The Toronto Maple Leafs are going to make the playoffs next season.
At least, that’s the buzz. Damien Cox in the Toronto Star
has already made his prediction. Same goes for Steve Milton, a gifted journo with the Hamilton Spectator
Nice and all, but not enough.
Kids, look it up. There was a time earlier this decade when making the playoffs just constituted a good start for the Toronto Maple Leafs.
Not that I disagree with the guys in the press box. The Eastern Conference isn’t teeming with great teams and, more importantly, the Leafs have been improved mightily over the season.
So many good things in a lost campaign. Start with the acquisition of Dion Phaneuf
, everyone’s candidate as the future captain of the franchise. Goaltending, a weak spot all season is now a strength thanks to the stabilizing presence of J.S. Giguere. The defence is brutish enough but Carl Gunnarsson
’s presence gives the club another capable defender and, in theory at least, means Tomas Kaberle might be bartered for some help up front. Luke Schenn
has staged a remarkable recovery and brings with him seemingly limitless horizons.
The forwards are good, but with the exception of Phil Kessel
not great. That said, there is no reason the formidable Nikolai Kulemin
and centre Tyler Bozak
should not turn into anything but excellent players. Junior Nazem Kadri
should make the team next year and add more talent and speed up front.
But today’s signing of six-foot-five, 215 pound University of Vermont forward Brayden Irwin is just another indicator of Brian Burke’s big plan.
The days of landing unrestricted NHL free agents who should help immediately, as Burke did in signing Mike Komisarek
from Montreal and Francois Beauchemin from Anaheim, seem long gone.
This season’s free agent class is surprisingly shallow. Ilya Kovulchuk is a beguiling dream for all but a few franchises and the Leafs are not among them. Same for the Sharks’ Patrick Marleau. The rest of the pickings - the Habs’ Tomas Plekanec and 35-year-old Pittsburgh defenceman Sergei Gonchar are two of the higher profile ones - have limited curb appeal.

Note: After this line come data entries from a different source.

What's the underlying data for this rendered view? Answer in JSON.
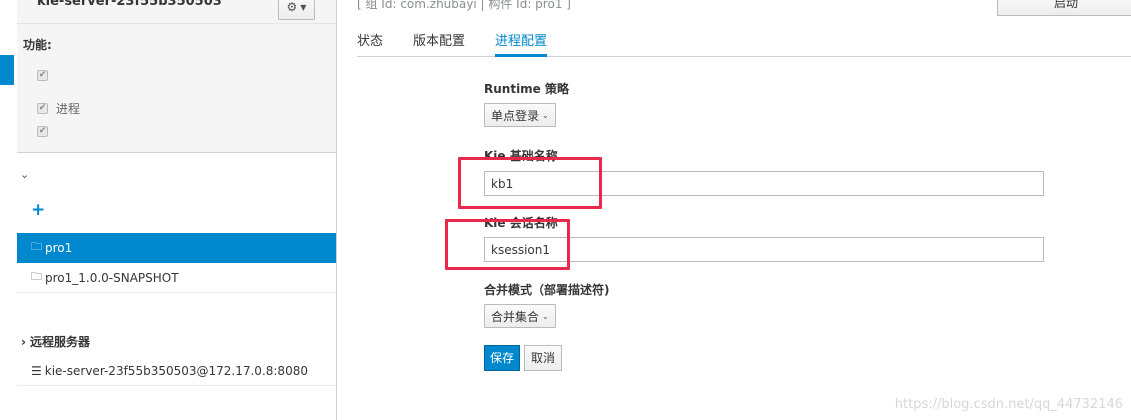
{
  "sidebar": {
    "server_name": "kie-server-23f55b350503",
    "features_title": "功能:",
    "features": [
      {
        "label": "",
        "checked": true
      },
      {
        "label": "进程",
        "checked": true
      },
      {
        "label": "",
        "checked": true
      }
    ],
    "containers": [
      {
        "label": "pro1",
        "active": true
      },
      {
        "label": "pro1_1.0.0-SNAPSHOT",
        "active": false
      }
    ],
    "remote_title": "远程服务器",
    "remote_servers": [
      "kie-server-23f55b350503@172.17.0.8:8080"
    ]
  },
  "main": {
    "group_info": "[ 组 Id: com.zhubayi | 构件 Id: pro1 ]",
    "start_label": "启动",
    "tabs": [
      {
        "label": "状态",
        "active": false
      },
      {
        "label": "版本配置",
        "active": false
      },
      {
        "label": "进程配置",
        "active": true
      }
    ],
    "runtime_label": "Runtime 策略",
    "runtime_value": "单点登录",
    "kbase_label": "Kie 基础名称",
    "kbase_value": "kb1",
    "ksession_label": "Kie 会话名称",
    "ksession_value": "ksession1",
    "merge_label": "合并模式（部署描述符)",
    "merge_value": "合并集合",
    "save_label": "保存",
    "cancel_label": "取消"
  },
  "watermark": "https://blog.csdn.net/qq_44732146",
  "colors": {
    "accent": "#0088ce",
    "highlight": "#e8294c"
  }
}
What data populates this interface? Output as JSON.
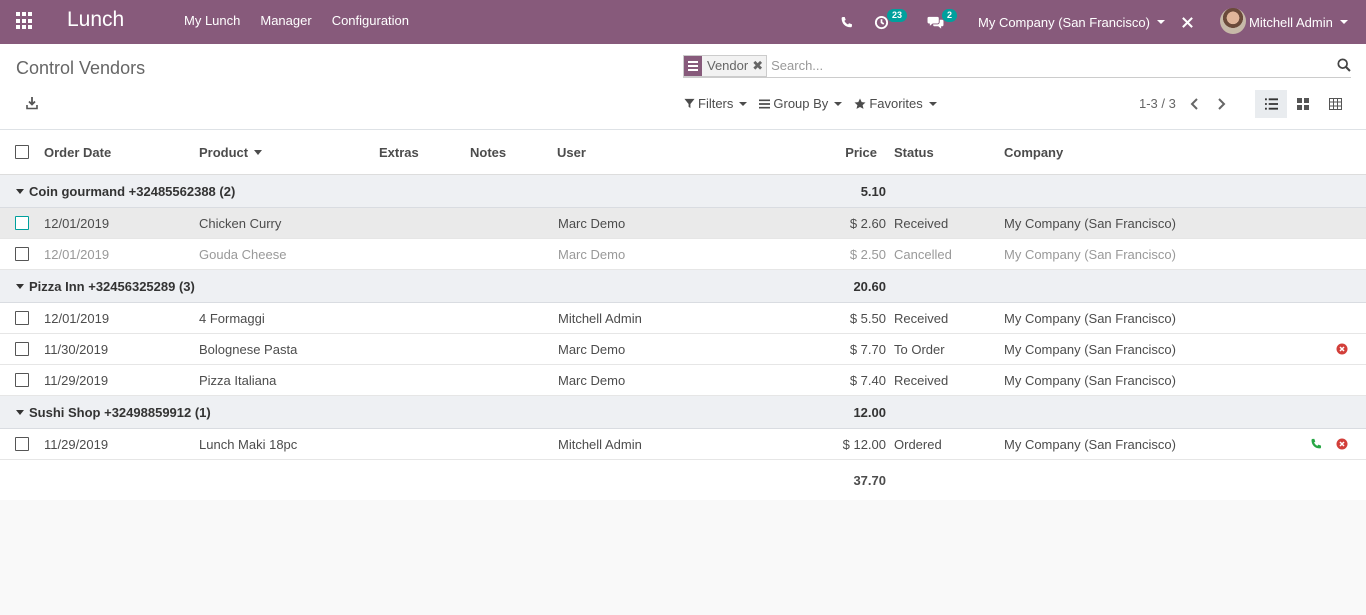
{
  "navbar": {
    "brand": "Lunch",
    "menu": [
      "My Lunch",
      "Manager",
      "Configuration"
    ],
    "activities_count": "23",
    "messages_count": "2",
    "company": "My Company (San Francisco)",
    "user": "Mitchell Admin"
  },
  "control_panel": {
    "breadcrumb": "Control Vendors",
    "facet": "Vendor",
    "facet_remove": "✖",
    "search_placeholder": "Search...",
    "filters": "Filters",
    "group_by": "Group By",
    "favorites": "Favorites",
    "pager": "1-3 / 3"
  },
  "list": {
    "columns": {
      "order_date": "Order Date",
      "product": "Product",
      "extras": "Extras",
      "notes": "Notes",
      "user": "User",
      "price": "Price",
      "status": "Status",
      "company": "Company"
    },
    "groups": [
      {
        "name": "Coin gourmand +32485562388 (2)",
        "total": "5.10",
        "rows": [
          {
            "date": "12/01/2019",
            "product": "Chicken Curry",
            "user": "Marc Demo",
            "price": "$ 2.60",
            "status": "Received",
            "company": "My Company (San Francisco)"
          },
          {
            "date": "12/01/2019",
            "product": "Gouda Cheese",
            "user": "Marc Demo",
            "price": "$ 2.50",
            "status": "Cancelled",
            "company": "My Company (San Francisco)"
          }
        ]
      },
      {
        "name": "Pizza Inn +32456325289 (3)",
        "total": "20.60",
        "rows": [
          {
            "date": "12/01/2019",
            "product": "4 Formaggi",
            "user": "Mitchell Admin",
            "price": "$ 5.50",
            "status": "Received",
            "company": "My Company (San Francisco)"
          },
          {
            "date": "11/30/2019",
            "product": "Bolognese Pasta",
            "user": "Marc Demo",
            "price": "$ 7.70",
            "status": "To Order",
            "company": "My Company (San Francisco)"
          },
          {
            "date": "11/29/2019",
            "product": "Pizza Italiana",
            "user": "Marc Demo",
            "price": "$ 7.40",
            "status": "Received",
            "company": "My Company (San Francisco)"
          }
        ]
      },
      {
        "name": "Sushi Shop +32498859912 (1)",
        "total": "12.00",
        "rows": [
          {
            "date": "11/29/2019",
            "product": "Lunch Maki 18pc",
            "user": "Mitchell Admin",
            "price": "$ 12.00",
            "status": "Ordered",
            "company": "My Company (San Francisco)"
          }
        ]
      }
    ],
    "grand_total": "37.70"
  },
  "colors": {
    "navbar": "#875a7b",
    "badge": "#00a09d",
    "cancel_icon": "#d23f3a",
    "phone_icon": "#28a745"
  },
  "icons": [
    "apps-icon",
    "phone-icon",
    "activity-clock-icon",
    "chat-icon",
    "debug-close-icon",
    "search-icon",
    "download-icon",
    "filter-icon",
    "group-by-icon",
    "star-icon",
    "chevron-left-icon",
    "chevron-right-icon",
    "list-view-icon",
    "kanban-view-icon",
    "pivot-view-icon",
    "cancel-order-icon",
    "call-vendor-icon"
  ]
}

So much for the quick fix of free agency. When the age for unrestricted free agency was phased downward in the last CBA, it was thought the move would spiral salaries and encourage movement. In fact, the players have opted to sign longer-term deals prior to their expiration of their contracts. They are still getting their money but the wave of players re-upping with their teams - witness Marc Savard with the Bruins and Matt Stajan in Calgary- means clubs looking to poach a free agent are in tough.
The summer of 2011 looks significantly better but some, probably most of these players will not hit the market.

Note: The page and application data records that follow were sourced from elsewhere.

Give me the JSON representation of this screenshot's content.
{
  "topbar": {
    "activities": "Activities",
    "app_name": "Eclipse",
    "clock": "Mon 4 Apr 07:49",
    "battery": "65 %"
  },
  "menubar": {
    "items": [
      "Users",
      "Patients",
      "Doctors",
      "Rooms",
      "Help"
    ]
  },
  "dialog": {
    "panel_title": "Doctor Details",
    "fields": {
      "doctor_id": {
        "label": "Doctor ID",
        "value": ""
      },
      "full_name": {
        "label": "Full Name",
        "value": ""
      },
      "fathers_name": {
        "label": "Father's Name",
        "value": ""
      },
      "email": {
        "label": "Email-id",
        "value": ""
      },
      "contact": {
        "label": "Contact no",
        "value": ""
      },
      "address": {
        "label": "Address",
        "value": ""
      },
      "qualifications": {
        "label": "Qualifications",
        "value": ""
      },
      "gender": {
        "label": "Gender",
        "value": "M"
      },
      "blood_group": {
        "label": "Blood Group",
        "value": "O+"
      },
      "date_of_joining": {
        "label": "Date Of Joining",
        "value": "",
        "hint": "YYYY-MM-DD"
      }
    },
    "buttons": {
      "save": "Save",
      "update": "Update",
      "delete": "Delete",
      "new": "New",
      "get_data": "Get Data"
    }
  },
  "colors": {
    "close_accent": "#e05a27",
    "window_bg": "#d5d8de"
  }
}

They include Joe Thornton (30 years old, 19 goals, 85 points) Brad Richards (29 years old, 23 goals, 85 points) Simon Gagne (30 years old, 17 goals 39 points) and the player who might be the prize of the class, the Caps’ Alexander Semin (26 years old, 35 goals, 74 points).
Burke has already hit a home run with Bozak and goalie Jonas Gustavsson
. He is of course hopeful of hitting another one with Brayden Irwin.
But without a first rounder for two more summers, Burke has few options. They include signing every college and European free agent who understands puck is a noun.
Wholesale trades are about as rare as the signing of unrestricted NHL free agents and while Burke pulled Dion Phaneuf
and Jean-Sebastien Giguere out of Calgary and Anaheim, it’s hard to finish what he started with more deals.
Brian Burke is a creative guy who has done more in less than two seasons on the job than any Leaf fan could have envisioned.
Thanks to him, the Maple Leafs should be, will be, a playoff team.
But the playoffs aren’t his mandate. A return to the elite isn’t his mandate. We all know what his mandate is.
And so if the first moves were difficult to orchestrate, what will come later will be murderous. Climbing back into the playoffs, by comparison, will look easy.